Write out all of the records below precisely as given, omitting the images.

Data records for software interfaces
■ ■ ■ ■

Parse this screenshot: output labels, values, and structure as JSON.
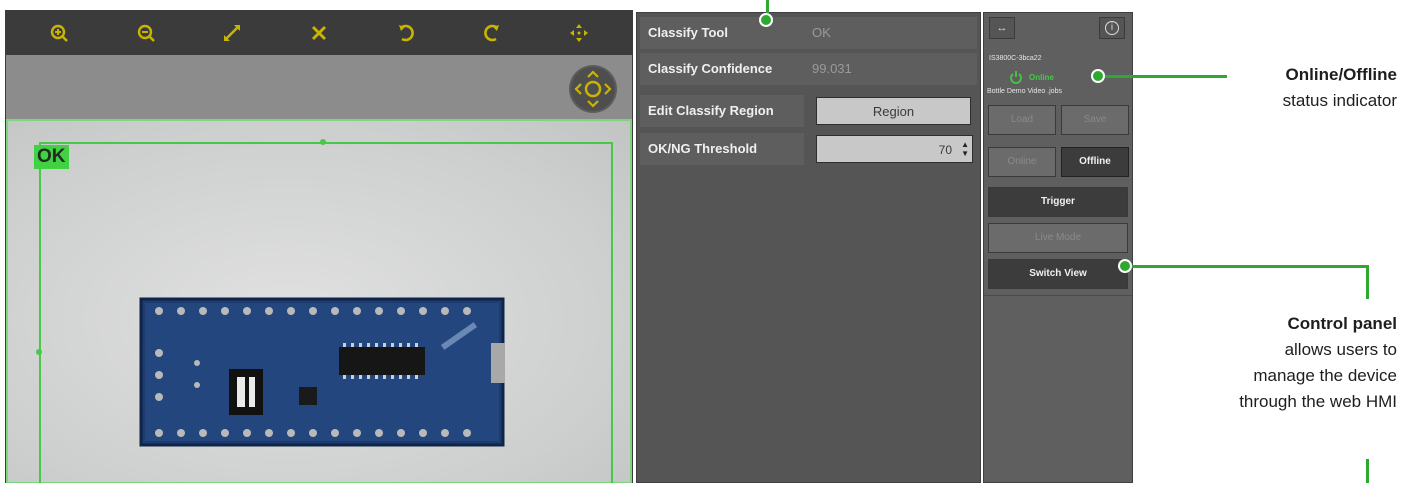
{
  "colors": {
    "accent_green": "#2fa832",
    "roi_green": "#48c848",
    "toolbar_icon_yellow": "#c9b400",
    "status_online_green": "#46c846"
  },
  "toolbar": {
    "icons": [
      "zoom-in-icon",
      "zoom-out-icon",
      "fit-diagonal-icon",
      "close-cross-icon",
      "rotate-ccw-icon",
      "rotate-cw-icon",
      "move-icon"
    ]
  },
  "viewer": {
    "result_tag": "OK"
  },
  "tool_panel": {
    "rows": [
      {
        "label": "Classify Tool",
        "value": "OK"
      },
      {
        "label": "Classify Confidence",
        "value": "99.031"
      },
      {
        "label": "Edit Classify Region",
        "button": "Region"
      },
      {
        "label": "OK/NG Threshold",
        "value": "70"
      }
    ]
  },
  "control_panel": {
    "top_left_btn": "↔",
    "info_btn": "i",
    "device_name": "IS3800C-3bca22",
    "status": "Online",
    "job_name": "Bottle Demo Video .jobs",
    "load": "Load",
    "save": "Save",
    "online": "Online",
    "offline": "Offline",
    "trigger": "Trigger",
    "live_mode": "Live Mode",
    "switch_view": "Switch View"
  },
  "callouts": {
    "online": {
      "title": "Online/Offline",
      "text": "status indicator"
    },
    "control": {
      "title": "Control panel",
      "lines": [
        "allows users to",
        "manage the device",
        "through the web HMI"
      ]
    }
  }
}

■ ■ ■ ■

- [WRITTEN ANSWER]:
Parse this screenshot: output labels, values, and structure as JSON.
{
  "colors": {
    "accent_green": "#2fa832",
    "roi_green": "#48c848",
    "toolbar_icon_yellow": "#c9b400",
    "status_online_green": "#46c846"
  },
  "toolbar": {
    "icons": [
      "zoom-in-icon",
      "zoom-out-icon",
      "fit-diagonal-icon",
      "close-cross-icon",
      "rotate-ccw-icon",
      "rotate-cw-icon",
      "move-icon"
    ]
  },
  "viewer": {
    "result_tag": "OK"
  },
  "tool_panel": {
    "rows": [
      {
        "label": "Classify Tool",
        "value": "OK"
      },
      {
        "label": "Classify Confidence",
        "value": "99.031"
      },
      {
        "label": "Edit Classify Region",
        "button": "Region"
      },
      {
        "label": "OK/NG Threshold",
        "value": "70"
      }
    ]
  },
  "control_panel": {
    "top_left_btn": "↔",
    "info_btn": "i",
    "device_name": "IS3800C-3bca22",
    "status": "Online",
    "job_name": "Bottle Demo Video .jobs",
    "load": "Load",
    "save": "Save",
    "online": "Online",
    "offline": "Offline",
    "trigger": "Trigger",
    "live_mode": "Live Mode",
    "switch_view": "Switch View"
  },
  "callouts": {
    "online": {
      "title": "Online/Offline",
      "text": "status indicator"
    },
    "control": {
      "title": "Control panel",
      "lines": [
        "allows users to",
        "manage the device",
        "through the web HMI"
      ]
    }
  }
}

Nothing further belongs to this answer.